Work instructions - The records below need copying. Match each line exactly.

Provided records -
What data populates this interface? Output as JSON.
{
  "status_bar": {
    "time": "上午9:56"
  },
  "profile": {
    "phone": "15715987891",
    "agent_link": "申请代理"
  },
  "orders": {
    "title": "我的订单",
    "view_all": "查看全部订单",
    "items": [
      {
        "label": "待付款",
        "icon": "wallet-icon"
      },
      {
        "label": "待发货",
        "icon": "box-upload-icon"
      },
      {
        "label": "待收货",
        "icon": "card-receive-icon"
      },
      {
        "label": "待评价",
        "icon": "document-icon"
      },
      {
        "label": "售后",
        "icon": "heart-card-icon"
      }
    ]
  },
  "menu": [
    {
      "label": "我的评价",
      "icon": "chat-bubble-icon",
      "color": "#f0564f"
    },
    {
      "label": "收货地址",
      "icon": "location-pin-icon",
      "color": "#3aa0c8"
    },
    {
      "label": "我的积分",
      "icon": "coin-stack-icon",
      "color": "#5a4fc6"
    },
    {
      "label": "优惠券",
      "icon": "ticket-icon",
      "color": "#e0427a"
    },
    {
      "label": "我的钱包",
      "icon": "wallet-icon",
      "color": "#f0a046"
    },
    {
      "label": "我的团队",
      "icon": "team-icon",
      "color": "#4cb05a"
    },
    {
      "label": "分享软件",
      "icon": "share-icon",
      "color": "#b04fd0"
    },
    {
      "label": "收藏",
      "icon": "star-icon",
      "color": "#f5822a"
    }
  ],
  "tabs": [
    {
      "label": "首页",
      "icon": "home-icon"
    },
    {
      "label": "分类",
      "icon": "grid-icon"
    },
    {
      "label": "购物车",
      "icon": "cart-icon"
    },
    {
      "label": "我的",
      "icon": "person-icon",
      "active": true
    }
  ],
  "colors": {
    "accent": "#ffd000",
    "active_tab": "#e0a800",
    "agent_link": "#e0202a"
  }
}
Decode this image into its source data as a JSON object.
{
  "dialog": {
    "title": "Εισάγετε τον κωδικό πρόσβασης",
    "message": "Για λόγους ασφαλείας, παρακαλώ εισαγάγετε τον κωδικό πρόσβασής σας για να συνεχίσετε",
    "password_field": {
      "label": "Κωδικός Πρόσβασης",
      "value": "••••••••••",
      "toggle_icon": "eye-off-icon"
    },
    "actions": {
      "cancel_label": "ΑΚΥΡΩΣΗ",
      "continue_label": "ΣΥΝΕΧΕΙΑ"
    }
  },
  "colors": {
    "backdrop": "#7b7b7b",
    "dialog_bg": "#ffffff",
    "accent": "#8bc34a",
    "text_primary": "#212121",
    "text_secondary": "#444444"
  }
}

Task answer -
What data populates this interface? Output as JSON.
{
  "status_bar": {
    "time": "上午9:56"
  },
  "profile": {
    "phone": "15715987891",
    "agent_link": "申请代理"
  },
  "orders": {
    "title": "我的订单",
    "view_all": "查看全部订单",
    "items": [
      {
        "label": "待付款",
        "icon": "wallet-icon"
      },
      {
        "label": "待发货",
        "icon": "box-upload-icon"
      },
      {
        "label": "待收货",
        "icon": "card-receive-icon"
      },
      {
        "label": "待评价",
        "icon": "document-icon"
      },
      {
        "label": "售后",
        "icon": "heart-card-icon"
      }
    ]
  },
  "menu": [
    {
      "label": "我的评价",
      "icon": "chat-bubble-icon",
      "color": "#f0564f"
    },
    {
      "label": "收货地址",
      "icon": "location-pin-icon",
      "color": "#3aa0c8"
    },
    {
      "label": "我的积分",
      "icon": "coin-stack-icon",
      "color": "#5a4fc6"
    },
    {
      "label": "优惠券",
      "icon": "ticket-icon",
      "color": "#e0427a"
    },
    {
      "label": "我的钱包",
      "icon": "wallet-icon",
      "color": "#f0a046"
    },
    {
      "label": "我的团队",
      "icon": "team-icon",
      "color": "#4cb05a"
    },
    {
      "label": "分享软件",
      "icon": "share-icon",
      "color": "#b04fd0"
    },
    {
      "label": "收藏",
      "icon": "star-icon",
      "color": "#f5822a"
    }
  ],
  "tabs": [
    {
      "label": "首页",
      "icon": "home-icon"
    },
    {
      "label": "分类",
      "icon": "grid-icon"
    },
    {
      "label": "购物车",
      "icon": "cart-icon"
    },
    {
      "label": "我的",
      "icon": "person-icon",
      "active": true
    }
  ],
  "colors": {
    "accent": "#ffd000",
    "active_tab": "#e0a800",
    "agent_link": "#e0202a"
  }
}
Decode this image into its source data as a JSON object.
{
  "dialog": {
    "title": "Εισάγετε τον κωδικό πρόσβασης",
    "message": "Για λόγους ασφαλείας, παρακαλώ εισαγάγετε τον κωδικό πρόσβασής σας για να συνεχίσετε",
    "password_field": {
      "label": "Κωδικός Πρόσβασης",
      "value": "••••••••••",
      "toggle_icon": "eye-off-icon"
    },
    "actions": {
      "cancel_label": "ΑΚΥΡΩΣΗ",
      "continue_label": "ΣΥΝΕΧΕΙΑ"
    }
  },
  "colors": {
    "backdrop": "#7b7b7b",
    "dialog_bg": "#ffffff",
    "accent": "#8bc34a",
    "text_primary": "#212121",
    "text_secondary": "#444444"
  }
}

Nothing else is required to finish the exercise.